If you are looking into collecting coins as a hobby, try making more cash transactions to increase your chances of landing cool Canadian coins.
As I mentioned earlier, the Mint usually makes special edition coins to commemorate certain national events, such as anniversaries and one-off events, and puts a certain amount into circulation each time.
Carrying around more cash isn’t the only way to land such coins, however. The Royal Canadian Mint, in addition to minting all the coins in circulation, also makes non-circulation coins and makes them available for sale.
They are mostly worth more than their face value, but usually understandably so because these coins are collector’s items with unique designs and features that can’t just be obtained as change during your coffee run.
Some of their special edition coins are pure silver or gold, have specific themes, and even sometimes sport embedded crystals. These are also produced in limited quantities, making them even more desirable by the most serious coin collectors.
Browsing the collection of coins on sale on the Royal Canadian website, I certainly did find some interesting Canadian coins. For instance, check out this 1-kilogram pure gold coin that boasts a CAD $105,000 price tag.
Here’s a master list of how many coins are in a roll for the nickel, dime, quarter, loonie and toonie.
FAQs About Canadian Toonies
Wrapping up, here are a few quick-fire answers to some commonly asked questions about the Canadian Toonie.
What are Canadian toonies and loonies?
The loonie is a term used for the 1-dollar coin, and the toonie is used for the 2-dollar coin. These terms are usually used for Canadian coins only.
The loonie and toonie coins are the 2 highest denominations of coins in Canada. In decreasing order, the other coin denominations are quarters (25 cents), dimes (10 cents), and nickels (5 cents).
Are there 50-cent coins in Canada?

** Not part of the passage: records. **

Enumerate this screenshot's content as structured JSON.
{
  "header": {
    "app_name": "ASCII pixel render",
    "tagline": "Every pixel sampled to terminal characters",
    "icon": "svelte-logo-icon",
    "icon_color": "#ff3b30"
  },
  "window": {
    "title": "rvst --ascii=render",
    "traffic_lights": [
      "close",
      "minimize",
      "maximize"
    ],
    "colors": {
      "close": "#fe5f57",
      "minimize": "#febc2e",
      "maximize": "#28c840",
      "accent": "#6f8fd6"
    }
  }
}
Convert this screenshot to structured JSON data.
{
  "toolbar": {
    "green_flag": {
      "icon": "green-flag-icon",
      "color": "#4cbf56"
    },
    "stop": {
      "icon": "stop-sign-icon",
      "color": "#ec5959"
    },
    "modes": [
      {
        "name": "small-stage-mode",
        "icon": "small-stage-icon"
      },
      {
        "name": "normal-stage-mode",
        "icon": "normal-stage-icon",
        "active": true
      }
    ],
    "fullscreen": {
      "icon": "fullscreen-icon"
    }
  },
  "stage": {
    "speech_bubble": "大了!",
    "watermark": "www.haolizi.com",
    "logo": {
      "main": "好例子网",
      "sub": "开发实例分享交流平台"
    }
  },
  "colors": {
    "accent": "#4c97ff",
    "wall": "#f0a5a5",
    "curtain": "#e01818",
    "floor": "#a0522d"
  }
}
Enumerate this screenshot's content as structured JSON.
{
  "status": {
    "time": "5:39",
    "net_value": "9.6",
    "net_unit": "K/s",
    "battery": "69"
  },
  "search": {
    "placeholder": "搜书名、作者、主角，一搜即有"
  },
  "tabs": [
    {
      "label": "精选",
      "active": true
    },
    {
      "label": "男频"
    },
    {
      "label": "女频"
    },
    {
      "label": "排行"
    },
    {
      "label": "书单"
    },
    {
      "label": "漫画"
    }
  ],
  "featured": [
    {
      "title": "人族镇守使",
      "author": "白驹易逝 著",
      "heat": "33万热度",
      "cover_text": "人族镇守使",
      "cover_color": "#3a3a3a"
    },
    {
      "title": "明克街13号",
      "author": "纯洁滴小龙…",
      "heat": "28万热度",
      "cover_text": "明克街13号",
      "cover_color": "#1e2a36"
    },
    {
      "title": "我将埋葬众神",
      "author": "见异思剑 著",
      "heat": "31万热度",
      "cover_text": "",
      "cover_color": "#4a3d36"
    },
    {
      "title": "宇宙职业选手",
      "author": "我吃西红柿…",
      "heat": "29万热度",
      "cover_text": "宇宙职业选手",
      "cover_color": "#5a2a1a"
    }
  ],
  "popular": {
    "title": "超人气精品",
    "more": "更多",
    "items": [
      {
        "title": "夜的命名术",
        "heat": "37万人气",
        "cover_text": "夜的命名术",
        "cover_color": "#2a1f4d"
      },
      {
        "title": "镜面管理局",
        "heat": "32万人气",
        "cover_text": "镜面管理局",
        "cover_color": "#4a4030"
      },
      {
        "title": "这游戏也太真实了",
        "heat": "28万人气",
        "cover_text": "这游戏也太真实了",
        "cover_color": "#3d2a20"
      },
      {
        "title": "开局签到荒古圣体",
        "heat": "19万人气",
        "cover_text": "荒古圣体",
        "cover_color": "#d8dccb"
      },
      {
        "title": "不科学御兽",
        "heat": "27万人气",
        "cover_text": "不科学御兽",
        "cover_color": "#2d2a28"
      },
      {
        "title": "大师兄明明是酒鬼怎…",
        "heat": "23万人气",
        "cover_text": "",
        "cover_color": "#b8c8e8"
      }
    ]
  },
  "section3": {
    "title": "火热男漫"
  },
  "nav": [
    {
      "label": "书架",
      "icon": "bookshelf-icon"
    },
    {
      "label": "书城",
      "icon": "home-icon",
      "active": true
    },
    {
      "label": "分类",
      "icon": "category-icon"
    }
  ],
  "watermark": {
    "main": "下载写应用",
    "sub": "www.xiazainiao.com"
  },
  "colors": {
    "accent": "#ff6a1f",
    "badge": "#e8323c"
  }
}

50-cent coins do also exist; however, most of these can only be found in collectors’ editions and are rarely used for day-to-day transactions. There are also no coin wrappers for 50-cent coins, whereas they can be found for every other coin denomination out there.
How many toonies make $50?
To make $50 using toonies, you will need 25 coins. This is equivalent to one roll of toonies.
Are there still pennies in Canada?
Although they are still legal tender, the Royal Canadian Mint stopped the minting of pennies in 2012, and they are still in the process of being slowly phased out of circulation.
Conclusion – How Many Toonies Are in a Roll?
There are 25 toonies in a roll in Canada. As the highest coin denomination in Canada, each toonie roll has a face value of CAD $50.
Hope this post was helpful for you. Find out about other coins, and learn how many quarters are in a roll.